At the end of October, it was announced that many warehouses are becoming increasingly full of unsold products because consumers are losing their money due to sky-high inflation.
The COVID pandemic has wreaked havoc on businesses worldwide, causing many to close their doors for good. The Bullwhip Effect is when demand for a product or service fluctuates more than the supply. This can cause businesses to over-order inventory, leading to higher prices and shortages.
It can also work in reverse. With less demand, suppliers may even cut production, leading to layoffs and factory closures. The Bullwhip Effect is worsening the post-COVID period for businesses and the economy.
What is the Bullwhip Effect?
In supply chain management, the bullwhip effect is a phenomenon that occurs when retailers or distributors receive orders from customers that are much larger than what was ordered from the supplier. This can be a major problem for businesses, as it can lead to disruptions in the supply chain and ultimately result in lost sales. So, what is the bullwhip effect, and how can businesses avoid it?
Analyst Albert Jan Swart of ABN Amro talks about this well-known phenomenon within logistics “Companies have started stockpiling more during the strong increase in demand during the corona period. Now there are large stocks, but the demand is falling.”
The effect gets its name from the way a whip is able to generate a much larger force at its tip than what was applied at the base. Similarly, small changes in consumer demand can have a disproportionately large impact on production and inventory levels further upstream in the supply chain.

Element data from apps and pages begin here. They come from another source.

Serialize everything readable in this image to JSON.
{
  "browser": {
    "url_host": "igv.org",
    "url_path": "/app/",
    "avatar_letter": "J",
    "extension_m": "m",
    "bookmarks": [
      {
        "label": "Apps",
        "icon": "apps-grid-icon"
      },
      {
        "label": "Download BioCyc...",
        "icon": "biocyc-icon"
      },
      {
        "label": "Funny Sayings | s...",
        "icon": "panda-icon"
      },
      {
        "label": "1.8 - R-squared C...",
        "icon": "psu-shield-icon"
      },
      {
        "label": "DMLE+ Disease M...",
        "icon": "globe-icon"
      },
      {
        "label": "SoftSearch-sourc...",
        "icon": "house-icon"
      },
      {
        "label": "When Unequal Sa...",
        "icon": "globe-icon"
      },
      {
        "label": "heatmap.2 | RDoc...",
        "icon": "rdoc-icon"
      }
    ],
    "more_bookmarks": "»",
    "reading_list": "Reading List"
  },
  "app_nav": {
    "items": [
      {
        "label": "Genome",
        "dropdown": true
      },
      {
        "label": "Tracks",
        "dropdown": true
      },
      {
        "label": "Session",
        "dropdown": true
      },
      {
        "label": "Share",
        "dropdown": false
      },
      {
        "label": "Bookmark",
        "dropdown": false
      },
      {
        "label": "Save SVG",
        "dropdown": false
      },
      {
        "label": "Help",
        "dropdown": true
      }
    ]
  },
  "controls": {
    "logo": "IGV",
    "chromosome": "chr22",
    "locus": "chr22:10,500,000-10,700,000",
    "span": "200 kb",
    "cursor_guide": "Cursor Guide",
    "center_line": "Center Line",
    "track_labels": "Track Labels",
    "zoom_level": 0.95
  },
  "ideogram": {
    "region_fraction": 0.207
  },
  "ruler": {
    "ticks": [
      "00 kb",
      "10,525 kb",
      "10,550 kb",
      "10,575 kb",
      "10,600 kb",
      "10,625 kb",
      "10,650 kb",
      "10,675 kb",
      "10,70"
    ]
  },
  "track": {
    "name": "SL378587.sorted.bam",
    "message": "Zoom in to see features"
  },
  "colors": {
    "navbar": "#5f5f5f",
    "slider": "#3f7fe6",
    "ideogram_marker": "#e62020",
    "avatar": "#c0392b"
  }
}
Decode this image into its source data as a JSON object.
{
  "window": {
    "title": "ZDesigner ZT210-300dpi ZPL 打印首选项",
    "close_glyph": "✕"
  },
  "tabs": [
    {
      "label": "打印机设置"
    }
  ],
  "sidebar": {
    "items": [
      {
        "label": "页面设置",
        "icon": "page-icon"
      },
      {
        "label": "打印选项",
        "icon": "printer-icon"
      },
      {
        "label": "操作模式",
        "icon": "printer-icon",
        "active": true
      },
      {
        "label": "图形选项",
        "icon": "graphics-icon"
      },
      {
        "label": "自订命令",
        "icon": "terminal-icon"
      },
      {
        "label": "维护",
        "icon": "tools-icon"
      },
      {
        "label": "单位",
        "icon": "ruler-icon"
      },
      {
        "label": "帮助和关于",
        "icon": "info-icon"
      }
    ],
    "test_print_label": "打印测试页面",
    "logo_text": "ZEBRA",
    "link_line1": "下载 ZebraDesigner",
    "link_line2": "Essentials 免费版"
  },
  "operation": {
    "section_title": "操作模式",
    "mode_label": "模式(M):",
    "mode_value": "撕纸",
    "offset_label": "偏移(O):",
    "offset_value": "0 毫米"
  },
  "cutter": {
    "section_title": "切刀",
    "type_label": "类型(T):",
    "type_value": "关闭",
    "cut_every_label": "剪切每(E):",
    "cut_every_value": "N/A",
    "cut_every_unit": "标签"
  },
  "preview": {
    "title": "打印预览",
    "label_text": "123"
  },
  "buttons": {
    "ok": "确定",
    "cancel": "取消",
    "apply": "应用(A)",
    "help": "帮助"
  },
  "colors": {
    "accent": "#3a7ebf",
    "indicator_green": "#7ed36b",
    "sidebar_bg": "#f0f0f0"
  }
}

There are a number of factors that can contribute to the Bullwhip Effect, including: order batching, information asymmetry, price variability, and lead time variability. When any of these factors are present, it can create ripple effects that amplify small changes in demand into larger swings in production and inventory.
Managing the Bullwhip Effect is essential for any company that wants to maintain efficient operations and avoid costly disruptions further down the line. There are a number of strategies that can be employed to help mitigate the effect, including: cross-functional collaboration, data sharing, and forecasting tools.
Handling the Bullwhip Effect internally with the right Pricing
When it comes to the bullwhip effect, many businesses make the mistake of thinking that the only way to combat it is by raising prices. However, this isn't the only solution, and in many cases, it can actually make the problem worse.
Instead, businesses need to focus on handling the bullwhip effect internally. This means taking a close look at your own processes and procedures to see where you can make changes that will reduce the impact of this phenomenon.
One of the most important things you can do is to improve communication between all levels of your organisation. Everyone needs to be on the same page when it comes to demand planning and forecasting.
You should also consider implementing just-in-time inventory management practices. This will help ensure that you always have the necessary inventory on hand without holding onto too much excess inventory.
Finally, be sure to review your pricing strategy regularly. If you find that your prices are fluctuating too much in response to changes in demand, then you may need to adjust your pricing structure accordingly.
By taking these steps, you can help minimize the effects of the bullwhip effect on your business and keep your operations running smoothly.
According to bullwhip-effect guru Prof. Hau Lee (Standford School of Business), the problem is unsolvable, “because there are always new developments and products that companies have to respond to. We will never solve the bullwhip effect.' Professor Hau Lee's tip, however, is to focus on the internal bullwhip effect, which can be solved with smart marketing and sales.
Understand Supply & Demand or 'Price Elasticity'
Higher consumer prices cause customers to become more averse to buying products, reducing demand. Therefore, it is essential to know the degree of price elasticity of demand for each product in order to reduce the likelihood of excess inventory.
Additionally, in the current case of overproduction, measuring price elasticity is a way to control the bullwhip effect for lowering the prices of items. This helps to generate more interest among retailers and consumers.
Smart technology can help
For companies with thousands of products, determining price elasticity at the product level and determining an optimal price reduction is a lot of work. Smart software, such as SYMSON, can help with this.
SYMSON can help determine the willingness to pay or the optimal price to sell the desired quantity. We can explain the concept of price elasticity and refer to this page:
“At SYMSON, we see a number of customers struggling with this challenge. It is advisable to standardise the pricing strategy, whereby the elasticity can be mapped at the product level and the entire pricing strategy for all products can be better aligned with customer demand. In addition, companies can take critical inventory levels into account; if a product reaches a certain stock level, an automated price change can take place to stimulate or discourage customer demand. In this way you maintain a good balance between profitability and the current logistical challenges.” ….. spokesperson SYMSON
Do you want a free demo to try how SYMSON can help your business with margin improvement or pricing management? Do you want to learn more? Schedule a call with a consultant and book a 20 minute brainstorm session!